Applying User-Centered Interface Design Methods to Improve the Usability of an Electronic Prescription System
|Institution:||University of Sunderland [Sunderland; UK]|
|Degree:||M.Sc. in Computer-based Information Systems|
Despite the fact the human computer interface is the main facilitator of communication between the user and the computer system, its importance has been highly disregarded by system designers. This has resulted in many undesirable consequences, and in prescription and other healthcare systems, these problems are aggravated by the fact that not only are the users inconvenienced, but there are potential threats to the well-being of the patients under care as well. Many healthcare systems are often designed without considering the potential users of these systems. Consequently, the systems are created ad hoc, there is general dissatisfaction and eventually most of these systems are abandoned.
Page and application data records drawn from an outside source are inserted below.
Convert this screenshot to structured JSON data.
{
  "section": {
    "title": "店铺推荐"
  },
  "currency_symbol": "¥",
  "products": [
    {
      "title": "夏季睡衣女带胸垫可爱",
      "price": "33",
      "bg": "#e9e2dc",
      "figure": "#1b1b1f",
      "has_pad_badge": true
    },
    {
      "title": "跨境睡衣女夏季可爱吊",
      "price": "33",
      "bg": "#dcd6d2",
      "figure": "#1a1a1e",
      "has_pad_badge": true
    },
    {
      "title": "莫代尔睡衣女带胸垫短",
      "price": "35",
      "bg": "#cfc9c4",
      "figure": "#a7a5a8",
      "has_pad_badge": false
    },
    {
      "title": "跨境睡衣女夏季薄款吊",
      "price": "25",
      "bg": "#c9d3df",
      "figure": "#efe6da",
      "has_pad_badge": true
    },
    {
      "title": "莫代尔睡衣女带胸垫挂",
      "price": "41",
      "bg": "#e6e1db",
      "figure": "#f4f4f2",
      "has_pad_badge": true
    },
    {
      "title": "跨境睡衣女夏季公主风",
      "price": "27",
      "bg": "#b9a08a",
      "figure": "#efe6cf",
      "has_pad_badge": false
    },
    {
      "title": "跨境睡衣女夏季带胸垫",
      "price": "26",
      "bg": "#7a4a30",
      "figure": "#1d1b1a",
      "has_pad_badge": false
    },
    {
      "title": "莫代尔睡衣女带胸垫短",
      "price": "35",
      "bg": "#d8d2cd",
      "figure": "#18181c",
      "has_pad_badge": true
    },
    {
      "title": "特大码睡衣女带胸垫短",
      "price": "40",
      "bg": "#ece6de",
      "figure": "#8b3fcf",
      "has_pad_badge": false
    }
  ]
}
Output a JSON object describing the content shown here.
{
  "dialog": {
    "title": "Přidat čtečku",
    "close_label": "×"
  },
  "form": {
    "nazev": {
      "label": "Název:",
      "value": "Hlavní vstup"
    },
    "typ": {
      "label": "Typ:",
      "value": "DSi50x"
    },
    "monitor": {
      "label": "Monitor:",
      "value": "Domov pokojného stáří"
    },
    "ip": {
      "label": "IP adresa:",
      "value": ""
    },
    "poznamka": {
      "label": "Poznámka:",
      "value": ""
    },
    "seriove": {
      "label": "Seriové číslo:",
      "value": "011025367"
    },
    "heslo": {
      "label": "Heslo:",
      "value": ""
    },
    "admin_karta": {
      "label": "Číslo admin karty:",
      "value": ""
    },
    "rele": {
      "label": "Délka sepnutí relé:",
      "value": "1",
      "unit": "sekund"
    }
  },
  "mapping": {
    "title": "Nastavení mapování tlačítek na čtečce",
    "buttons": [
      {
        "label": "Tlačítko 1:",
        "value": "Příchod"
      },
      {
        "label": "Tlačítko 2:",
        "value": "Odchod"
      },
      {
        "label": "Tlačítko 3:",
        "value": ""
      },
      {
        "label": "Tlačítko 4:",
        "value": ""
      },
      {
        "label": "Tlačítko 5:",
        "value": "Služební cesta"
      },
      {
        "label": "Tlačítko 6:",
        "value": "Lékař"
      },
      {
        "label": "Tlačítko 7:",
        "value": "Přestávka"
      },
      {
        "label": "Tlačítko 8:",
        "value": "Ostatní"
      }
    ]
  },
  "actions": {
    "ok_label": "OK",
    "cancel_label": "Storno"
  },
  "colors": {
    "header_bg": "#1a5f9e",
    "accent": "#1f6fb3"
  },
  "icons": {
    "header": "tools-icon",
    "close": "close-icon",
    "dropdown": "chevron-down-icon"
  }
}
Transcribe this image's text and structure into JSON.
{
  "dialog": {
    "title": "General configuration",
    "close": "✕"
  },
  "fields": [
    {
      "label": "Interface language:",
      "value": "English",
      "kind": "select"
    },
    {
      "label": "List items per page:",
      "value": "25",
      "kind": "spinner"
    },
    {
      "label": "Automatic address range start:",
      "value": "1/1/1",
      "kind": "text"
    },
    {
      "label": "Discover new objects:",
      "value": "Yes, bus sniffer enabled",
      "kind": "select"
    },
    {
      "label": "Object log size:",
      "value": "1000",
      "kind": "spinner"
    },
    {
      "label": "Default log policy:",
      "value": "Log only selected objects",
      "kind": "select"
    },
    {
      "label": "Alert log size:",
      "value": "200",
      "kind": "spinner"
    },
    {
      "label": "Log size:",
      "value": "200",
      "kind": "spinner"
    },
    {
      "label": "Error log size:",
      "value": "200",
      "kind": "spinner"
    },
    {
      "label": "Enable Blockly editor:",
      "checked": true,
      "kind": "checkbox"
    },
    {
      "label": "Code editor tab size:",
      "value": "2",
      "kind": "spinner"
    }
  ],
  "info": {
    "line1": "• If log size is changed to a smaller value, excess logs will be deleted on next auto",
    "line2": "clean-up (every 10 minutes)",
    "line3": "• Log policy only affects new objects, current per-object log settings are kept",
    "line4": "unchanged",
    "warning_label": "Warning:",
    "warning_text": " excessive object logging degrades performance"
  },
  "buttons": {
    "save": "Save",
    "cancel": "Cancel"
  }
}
This wastes human as well as economic resources while creating a stigma among the users towards the use of automated systems. In order to salvage one such system, different methods from the areas of usability engineering, human-computer interaction, psychology and cognitive science are considered, to systematically derive a framework to guide the redesign process.
The research undertaken in this project highlights the role and significance of the human-computer interface and puts an emphasis on the importance of user involvement in interface design in order to effectively satisfy their needs. Principles and guidelines for interface design are reviewed in order to obtain the guidance necessary for successful redesign. The research also reviews the different techniques involved in the design of user-centered interfaces and filters these to a reasonable set to be applied. Results from the research review, as well as from visits conducted to other healthcare facilities in Nairobi, are also used to pinpoint best practices for designing usable prescription system interfaces. Following the gathering of this information, a series of evaluations are conducted on the abandoned system to identify the flaws that could have caused its failure. Feedback from these evaluations, user suggestions and recommendations as well as best practices are used to iteratively develop an improved prototype system.
The redesigned system presents a successfully applied example of the user-centered design framework. A comparison between the original and redesigned system interfaces shows improvements in information quality, interface quality and system usability.
Lucy Waruguru Mburu is a lecturer at KCA University, Nairobi, Kenya. She is currently pursuing her Ph.D. at the University of Heidelberg, Germany.